The Transportation Security Administration is taking the first steps toward a comprehensive data management strategy, with plans to establish a “center of excellence” to help TSA manage its cloud computing environments.
With more than 60,000 employees working in airports and other locations across the country, TSA is at a “critical place” when it comes to technology, Deputy Chief Information Officer Kristin Ruiz said in an exclusive interview with Federal News Network. The agency is working on a range of customer experience improvements,exploring opportunities for artificial intelligence and machine learning, and shifting to an “open architecture” for its airport screening systems.
Behind the scenes, TSA has “tons of disparate data,” Ruiz said. The agency wants to make the information more discoverable and shareable, within the confines of crucial security and privacy protections.
“We first have to catalog this data, protect it, govern it for its use and storage, and then we have to share it,” Ruiz said. “And we have to make it available across the enterprise, as technical complexity and security requirements are constantly changing, and new emerging technologies and threats are out there.”
TSA is establishing a new “domain name structure and architecture” for its data, Ruiz said. The “data mesh” approach should allow TSA to protect the data based on specific domains, while allowing for sharing where it’s needed.
“Our goal is to allow for our users, our business users, across TSA to be able to better access their data and have it readily available,” Ruiz said. “And that means that we have to get away from some of the proprietary technology solutions that we’ve leaned on in the previous years, and look for a more open opportunity.”
TSA is hiring a key person to lead the data initiative. The individual will serve in a dual role as TSA’s chief technology officer and chief data officer.
“The foundation for things like artificial intelligence and other emerging technical areas. . . is the data that we have,” Ruiz said. “They won’t be relevant or useful if we don’t understand how to leverage and harness the data that we do have. So they go hand in hand, and we really want someone that has expertise in both areas.”
She said the agency is planning to reach an authority-to-operate decision for the data mesh by next summer. TSA’s CIO office team will then start working with customers across TSA’s business operations to put their systems into the new architecture.
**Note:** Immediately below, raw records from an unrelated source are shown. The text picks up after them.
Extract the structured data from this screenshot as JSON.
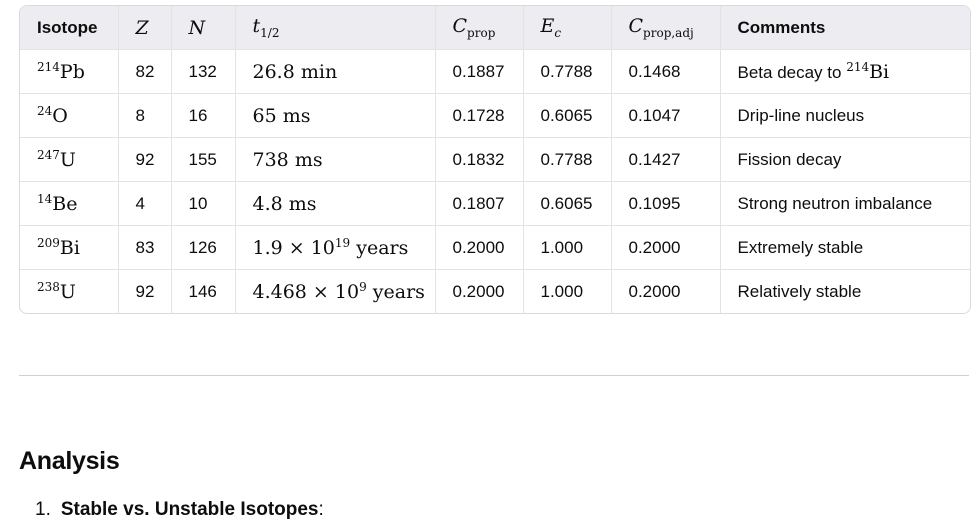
{
  "table": {
    "headers": {
      "isotope": "Isotope",
      "z": "Z",
      "n": "N",
      "t_base": "t",
      "t_sub": "1/2",
      "cprop_base": "C",
      "cprop_sub": "prop",
      "ec_base": "E",
      "ec_sub": "c",
      "cadj_base": "C",
      "cadj_sub": "prop,adj",
      "comments": "Comments"
    },
    "rows": [
      {
        "mass": "214",
        "symbol": "Pb",
        "z": "82",
        "n": "132",
        "half_life_value": "26.8",
        "half_life_exp": "",
        "half_life_unit": "min",
        "c_prop": "0.1887",
        "e_c": "0.7788",
        "c_prop_adj": "0.1468",
        "comment": "Beta decay to ",
        "comment_mass": "214",
        "comment_symbol": "Bi"
      },
      {
        "mass": "24",
        "symbol": "O",
        "z": "8",
        "n": "16",
        "half_life_value": "65",
        "half_life_exp": "",
        "half_life_unit": "ms",
        "c_prop": "0.1728",
        "e_c": "0.6065",
        "c_prop_adj": "0.1047",
        "comment": "Drip-line nucleus",
        "comment_mass": "",
        "comment_symbol": ""
      },
      {
        "mass": "247",
        "symbol": "U",
        "z": "92",
        "n": "155",
        "half_life_value": "738",
        "half_life_exp": "",
        "half_life_unit": "ms",
        "c_prop": "0.1832",
        "e_c": "0.7788",
        "c_prop_adj": "0.1427",
        "comment": "Fission decay",
        "comment_mass": "",
        "comment_symbol": ""
      },
      {
        "mass": "14",
        "symbol": "Be",
        "z": "4",
        "n": "10",
        "half_life_value": "4.8",
        "half_life_exp": "",
        "half_life_unit": "ms",
        "c_prop": "0.1807",
        "e_c": "0.6065",
        "c_prop_adj": "0.1095",
        "comment": "Strong neutron imbalance",
        "comment_mass": "",
        "comment_symbol": ""
      },
      {
        "mass": "209",
        "symbol": "Bi",
        "z": "83",
        "n": "126",
        "half_life_value": "1.9 × 10",
        "half_life_exp": "19",
        "half_life_unit": "years",
        "c_prop": "0.2000",
        "e_c": "1.000",
        "c_prop_adj": "0.2000",
        "comment": "Extremely stable",
        "comment_mass": "",
        "comment_symbol": ""
      },
      {
        "mass": "238",
        "symbol": "U",
        "z": "92",
        "n": "146",
        "half_life_value": "4.468 × 10",
        "half_life_exp": "9",
        "half_life_unit": "years",
        "c_prop": "0.2000",
        "e_c": "1.000",
        "c_prop_adj": "0.2000",
        "comment": "Relatively stable",
        "comment_mass": "",
        "comment_symbol": ""
      }
    ]
  },
  "analysis": {
    "heading": "Analysis",
    "item_number": "1.",
    "item_title": "Stable vs. Unstable Isotopes",
    "item_suffix": ":"
  }
}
TSA cloud center of excellence
In 2019, TSA set out a vision to “deliver secure, easy-to-use, rapidly provisioned IT services that support TSA’s mission” under its Cloud Strategy 2.0.
Four years later, TSA has made great strides, with many instances of software-as-a-service and infrastructure-as-a-service in place across the agency. Ruiz said the agency is now reviewing that 2019 cloud strategy and planning to release an update.
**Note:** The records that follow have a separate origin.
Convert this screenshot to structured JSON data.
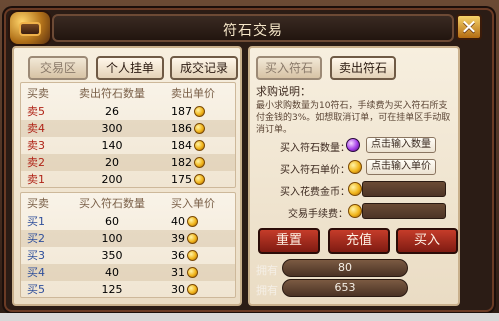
{
  "window": {
    "title": "符石交易"
  },
  "tabs": [
    {
      "label": "交易区"
    },
    {
      "label": "个人挂单"
    },
    {
      "label": "成交记录"
    }
  ],
  "right_tabs": [
    {
      "label": "买入符石"
    },
    {
      "label": "卖出符石"
    }
  ],
  "sell_table": {
    "headers": [
      "买卖",
      "卖出符石数量",
      "卖出单价"
    ],
    "rows": [
      {
        "side": "卖5",
        "qty": "26",
        "price": "187"
      },
      {
        "side": "卖4",
        "qty": "300",
        "price": "186"
      },
      {
        "side": "卖3",
        "qty": "140",
        "price": "184"
      },
      {
        "side": "卖2",
        "qty": "20",
        "price": "182"
      },
      {
        "side": "卖1",
        "qty": "200",
        "price": "175"
      }
    ]
  },
  "buy_table": {
    "headers": [
      "买卖",
      "买入符石数量",
      "买入单价"
    ],
    "rows": [
      {
        "side": "买1",
        "qty": "60",
        "price": "40"
      },
      {
        "side": "买2",
        "qty": "100",
        "price": "39"
      },
      {
        "side": "买3",
        "qty": "350",
        "price": "36"
      },
      {
        "side": "买4",
        "qty": "40",
        "price": "31"
      },
      {
        "side": "买5",
        "qty": "125",
        "price": "30"
      }
    ]
  },
  "purchase_info": {
    "title": "求购说明：",
    "text": "最小求购数量为10符石，手续费为买入符石所支付金钱的3%。如想取消订单，可在挂单区手动取消订单。"
  },
  "form": {
    "buy_qty_label": "买入符石数量：",
    "buy_qty_button": "点击输入数量",
    "buy_price_label": "买入符石单价：",
    "buy_price_button": "点击输入单价",
    "cost_label": "买入花费金币：",
    "fee_label": "交易手续费："
  },
  "actions": {
    "reset": "重置",
    "recharge": "充值",
    "buy": "买入"
  },
  "holdings": [
    {
      "label": "拥有",
      "icon": "purple-gem-icon",
      "value": "80"
    },
    {
      "label": "拥有",
      "icon": "gold-coin-icon",
      "value": "653"
    }
  ],
  "colors": {
    "sell_text": "#b02418",
    "buy_text": "#2f4f9b",
    "accent_red": "#c53c2a",
    "title_text": "#f6e7c9"
  }
}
“We are working to scale and harness the power of cloud as we continue to make our investments and integrate solutions and data,” Ruiz said. “As we evolve, we’re looking to make repeatable, secure solutions and processes.”
TSA will soon establish a “cloud center of excellence” to help coordinate requirements across the agency and reduce duplication, while also being more “agnostic” in how it selects cloud environments, Ruiz said.
“We’ll have the right people at the table to take a look at that and make sure that we select the right solution for their needs,” she said. “And that includes which platform or hosting environment that would be best suited for. In addition to that, we’ll also be continuing to make sure that we’re analyzing current solutions that exist today. And if something exists, we can maximize that investment rather than constantly recreating from scratch.”
IT strategic plan being finalized
TSA is also drafting a strategic plan for IT that’s “in the final stages” and “should be rolling out shortly,” Ruiz said. A major focus of the plan is IT workforce development and training.
“We are building out curriculum that we can provide to make sure everyone has AI literacy and foundations,” Ruiz said. “We have specialized tracks for folks that say [they] are interested in cybersecurity. We have it all mapped out with how they would need to progress from a junior to a senior level expert.”
TSA wants to be seen as a “top destination for talent,” especially as it explores opportunities for AI and open architecture in its operational technology.
“When it comes to making TSA a great place to work, where we can attract that talent and keep the people that we have, we’re focused on making sure that the culture is inclusive and equitable to all and that people feel valued and that they can work on meaningful work that contributes to our mission,” Ruiz said.